[Note: This review predates the arrival of Ray Lampe (a.k.a. "Dr. BBQ") as Southern Hospitality's executive chef (now departed) in late 2007.]
For New York City BBQ fans, the summer of 2007 will be remembered as the season that a handful of new joints opened their doors within a few weeks of each other. Arguably the most talked-about of that group was Southern Hospitality, and more for its owner than its chef or its menu. Most of the talk revolved around one central question: can pop star Justin Timberlake do barbecue?
The restaurant itself, on Second Avenue just a block south of Brother Jimmy’s, is a nice looking space that doesn’t really remind you of a barbecue joint. As you enter, you’re greeted not by the obligatory stack of wood but instead a giant glass case filled with Jack Daniel’s whiskey. The long bar is impressive, with three TVs. The main dining room has a mix of tables and booths, lots of dark woods, neon signs, more TVs and a giant red mural of Elvis Presley. The music—mostly 70’s oldies on my visit—is loud but not unbearable. There’s a smaller dining room further back that can be used for private parties.
From the minute it opened, Southern Hospitality has been packed, mostly by young girls hoping to catch a glimpse of the owner. I visited on a Sunday afternoon, when I guessed the crowds might not be a problem. I guessed right. What was my guess on the food? I had my suspicions, but I kept an open mind.

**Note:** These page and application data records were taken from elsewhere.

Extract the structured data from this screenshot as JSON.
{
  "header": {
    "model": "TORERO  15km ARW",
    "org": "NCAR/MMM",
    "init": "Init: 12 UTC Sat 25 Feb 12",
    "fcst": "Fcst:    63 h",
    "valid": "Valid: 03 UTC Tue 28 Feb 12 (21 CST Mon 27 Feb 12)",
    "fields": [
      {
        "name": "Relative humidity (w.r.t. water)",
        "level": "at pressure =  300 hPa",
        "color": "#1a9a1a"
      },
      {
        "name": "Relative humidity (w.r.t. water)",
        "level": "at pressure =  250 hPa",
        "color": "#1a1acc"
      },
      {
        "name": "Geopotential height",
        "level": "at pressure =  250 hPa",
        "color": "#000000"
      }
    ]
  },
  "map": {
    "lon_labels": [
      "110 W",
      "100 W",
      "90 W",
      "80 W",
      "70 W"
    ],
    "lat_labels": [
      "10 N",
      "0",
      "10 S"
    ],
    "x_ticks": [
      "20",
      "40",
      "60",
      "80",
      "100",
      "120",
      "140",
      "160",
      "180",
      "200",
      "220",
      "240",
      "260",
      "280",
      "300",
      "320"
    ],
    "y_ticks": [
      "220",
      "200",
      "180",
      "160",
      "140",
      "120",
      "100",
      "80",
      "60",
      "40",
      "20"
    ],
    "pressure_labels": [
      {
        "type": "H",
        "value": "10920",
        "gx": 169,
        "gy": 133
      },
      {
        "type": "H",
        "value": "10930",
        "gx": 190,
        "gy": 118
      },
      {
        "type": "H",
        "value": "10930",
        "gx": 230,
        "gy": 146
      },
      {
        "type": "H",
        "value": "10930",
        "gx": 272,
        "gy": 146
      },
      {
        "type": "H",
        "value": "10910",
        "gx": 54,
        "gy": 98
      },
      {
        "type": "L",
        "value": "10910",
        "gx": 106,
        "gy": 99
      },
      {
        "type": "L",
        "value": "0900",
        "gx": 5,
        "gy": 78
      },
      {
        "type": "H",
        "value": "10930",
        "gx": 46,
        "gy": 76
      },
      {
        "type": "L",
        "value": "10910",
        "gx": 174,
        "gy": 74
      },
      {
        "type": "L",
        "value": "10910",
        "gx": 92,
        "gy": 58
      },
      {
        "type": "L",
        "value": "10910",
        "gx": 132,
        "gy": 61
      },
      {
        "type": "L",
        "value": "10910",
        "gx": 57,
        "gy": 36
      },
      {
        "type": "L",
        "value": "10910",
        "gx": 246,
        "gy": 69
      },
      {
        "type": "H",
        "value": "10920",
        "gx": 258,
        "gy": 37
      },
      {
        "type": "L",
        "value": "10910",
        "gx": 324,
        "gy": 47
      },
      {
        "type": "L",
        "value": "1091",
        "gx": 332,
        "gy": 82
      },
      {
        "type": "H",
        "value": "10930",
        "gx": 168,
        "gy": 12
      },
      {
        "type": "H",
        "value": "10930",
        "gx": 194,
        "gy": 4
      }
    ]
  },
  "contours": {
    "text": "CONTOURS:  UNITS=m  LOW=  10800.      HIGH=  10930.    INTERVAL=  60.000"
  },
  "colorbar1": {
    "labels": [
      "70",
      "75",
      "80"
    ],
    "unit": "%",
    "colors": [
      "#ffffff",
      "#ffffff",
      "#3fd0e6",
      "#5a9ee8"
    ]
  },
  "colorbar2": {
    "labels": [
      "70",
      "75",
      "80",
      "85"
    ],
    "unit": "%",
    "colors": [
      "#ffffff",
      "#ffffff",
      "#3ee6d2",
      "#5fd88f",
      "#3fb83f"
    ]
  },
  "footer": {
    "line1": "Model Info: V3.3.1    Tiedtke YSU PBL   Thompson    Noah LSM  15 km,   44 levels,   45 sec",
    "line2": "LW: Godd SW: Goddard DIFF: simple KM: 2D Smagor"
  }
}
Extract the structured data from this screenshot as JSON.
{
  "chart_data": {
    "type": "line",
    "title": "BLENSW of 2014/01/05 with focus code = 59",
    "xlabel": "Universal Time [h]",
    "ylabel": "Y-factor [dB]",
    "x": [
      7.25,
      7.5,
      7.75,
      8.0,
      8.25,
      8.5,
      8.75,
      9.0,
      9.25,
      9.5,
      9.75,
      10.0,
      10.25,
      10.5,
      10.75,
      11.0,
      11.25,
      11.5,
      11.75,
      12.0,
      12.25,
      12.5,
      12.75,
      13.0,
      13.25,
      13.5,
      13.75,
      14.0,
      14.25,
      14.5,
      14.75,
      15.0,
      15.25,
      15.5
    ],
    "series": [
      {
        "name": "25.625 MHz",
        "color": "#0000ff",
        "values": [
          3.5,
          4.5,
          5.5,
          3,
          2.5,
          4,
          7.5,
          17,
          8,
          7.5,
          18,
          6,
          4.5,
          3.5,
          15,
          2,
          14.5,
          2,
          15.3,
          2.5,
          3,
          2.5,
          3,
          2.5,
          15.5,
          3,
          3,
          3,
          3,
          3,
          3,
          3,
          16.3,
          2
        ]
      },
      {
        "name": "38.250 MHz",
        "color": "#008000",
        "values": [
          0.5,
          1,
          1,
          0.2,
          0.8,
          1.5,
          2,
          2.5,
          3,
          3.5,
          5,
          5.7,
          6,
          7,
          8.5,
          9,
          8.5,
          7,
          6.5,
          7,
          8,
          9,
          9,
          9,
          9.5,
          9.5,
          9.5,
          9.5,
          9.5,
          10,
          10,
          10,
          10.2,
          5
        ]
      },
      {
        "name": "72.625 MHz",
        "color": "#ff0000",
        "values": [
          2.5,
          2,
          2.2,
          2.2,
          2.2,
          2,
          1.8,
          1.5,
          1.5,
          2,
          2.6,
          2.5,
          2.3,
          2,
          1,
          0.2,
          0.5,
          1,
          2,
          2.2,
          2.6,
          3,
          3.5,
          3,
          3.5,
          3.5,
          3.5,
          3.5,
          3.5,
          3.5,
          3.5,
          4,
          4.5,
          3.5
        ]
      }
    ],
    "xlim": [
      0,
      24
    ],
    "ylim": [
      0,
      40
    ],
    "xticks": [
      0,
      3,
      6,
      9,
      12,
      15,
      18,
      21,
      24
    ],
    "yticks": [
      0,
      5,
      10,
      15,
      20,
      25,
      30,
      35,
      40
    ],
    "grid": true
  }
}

The menu at Southern Hospitality is a blur of barbecue, Southern fare and the pub grub you’d expect at your local neighborhood chain restaurant. The barbecue menu offers three kinds of ribs (babybacks, spare ribs and a beef short rib), beef brisket, pulled pork, barbecued chicken and pulled chicken. There’s not much flexibility, with only three pre-configured combos. All platters come with cole slaw, baked beans and a biscuit, with no substitutions (this is empasized throughout the menu). Sandwiches include the brisket, pulled meats and a 10-ounce burger. For the ‘cue-phobes, there’s fried chicken, grilled or fried shrimp, fried catfish and planked salmon. Appetizers lean toward the Southern and the fried, with fried pickles, chicken fingers, fried green tomatoes, onion strings, chicken wings, nachos and shrimp cocktail.
I dined alone, so I only tried one appetizer. The choice was a no-brainer: fried green tomatoes ($8.95). These were well breaded and served with a remoulade. At first glance they looked very pre-packaged, but I can't say for sure. I liked the fact that they were thick, allowing a good taste of the tomato. I didn't like the fact that the batter wasn't crisp. Some bites were tart, but most had no flavor and the majority of the tomatoes were mushy. The remoulade was good.
The entree was another no-brainer: the rib sampler ($25.95). Although the price was high, the portion was generous, with nearly a half rack of babybacks, two meaty pork spare ribs and a good sized beef short rib. All of the meats had a thick bark and arrived sauced, though not drowning in sauce. The spare ribs were somewhat moist, tender to the point of being a little mushy and very smoky, but didn’t present a lot of flavor despite the bark and smoke levels. These actually proved to be the best of the bunch. Babybacks were very dry, not tender and lacking in flavor. The smoked-then-braised beef rib was already falling off the bone when the plate arrived, proving the adage that one man’s tender is another man’s soggy. The meat was pink and the flavor wasn’t bad, but it was cold.
There was one barbecue sauce on the table in a squeeze bottle. It was pretty good.
Cole slaw was creamy and bland. The beans were firm and had a nice balance between sweet and spicy that I liked enough to call the dish the highlight of the meal. The biscuit that was supposed to be included on the plate wasn’t there, so I can’t comment on it.
The bottom line: I've got nothing against Justin Timberlake. Though I'm not a fan of his music, I don't have a problem with it. It's the barbecue I have a problem with: although the meats have most likely spent some time in a smoker, they taste like they've spent more time in other cooking aparatus, and not under the supervision of passionate pitmasters. The staff (both front of the house and the kitchen) seemed more intent on talking amongst themselves than with preparing and serving my order. The barbecue wasn't horrible, but you could do better a block up the street. Heck, you could do better at a chain.
Peter Meehan's NY Times review of Southern Hospitality
Gael Greene's New York Magazine review of Southern Hospitality
Andrea Strong's New York Post review of Southern Hospitality